== Data for review ==

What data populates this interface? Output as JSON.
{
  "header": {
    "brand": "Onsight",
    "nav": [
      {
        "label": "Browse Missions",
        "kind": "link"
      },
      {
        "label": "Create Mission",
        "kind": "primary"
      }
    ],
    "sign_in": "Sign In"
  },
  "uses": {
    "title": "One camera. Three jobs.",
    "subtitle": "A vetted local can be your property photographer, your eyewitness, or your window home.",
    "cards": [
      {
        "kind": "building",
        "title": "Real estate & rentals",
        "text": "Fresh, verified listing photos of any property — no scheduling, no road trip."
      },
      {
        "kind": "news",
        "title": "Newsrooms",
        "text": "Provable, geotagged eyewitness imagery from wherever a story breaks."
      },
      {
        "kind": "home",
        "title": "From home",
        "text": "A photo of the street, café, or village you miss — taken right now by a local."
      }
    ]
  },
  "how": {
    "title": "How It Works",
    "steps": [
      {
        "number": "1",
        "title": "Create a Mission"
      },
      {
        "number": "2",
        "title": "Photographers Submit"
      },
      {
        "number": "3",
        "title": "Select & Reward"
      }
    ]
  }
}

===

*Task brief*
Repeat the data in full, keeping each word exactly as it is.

*Reply*
What data populates this interface? Output as JSON.
{
  "header": {
    "brand": "Onsight",
    "nav": [
      {
        "label": "Browse Missions",
        "kind": "link"
      },
      {
        "label": "Create Mission",
        "kind": "primary"
      }
    ],
    "sign_in": "Sign In"
  },
  "uses": {
    "title": "One camera. Three jobs.",
    "subtitle": "A vetted local can be your property photographer, your eyewitness, or your window home.",
    "cards": [
      {
        "kind": "building",
        "title": "Real estate & rentals",
        "text": "Fresh, verified listing photos of any property — no scheduling, no road trip."
      },
      {
        "kind": "news",
        "title": "Newsrooms",
        "text": "Provable, geotagged eyewitness imagery from wherever a story breaks."
      },
      {
        "kind": "home",
        "title": "From home",
        "text": "A photo of the street, café, or village you miss — taken right now by a local."
      }
    ]
  },
  "how": {
    "title": "How It Works",
    "steps": [
      {
        "number": "1",
        "title": "Create a Mission"
      },
      {
        "number": "2",
        "title": "Photographers Submit"
      },
      {
        "number": "3",
        "title": "Select & Reward"
      }
    ]
  }
}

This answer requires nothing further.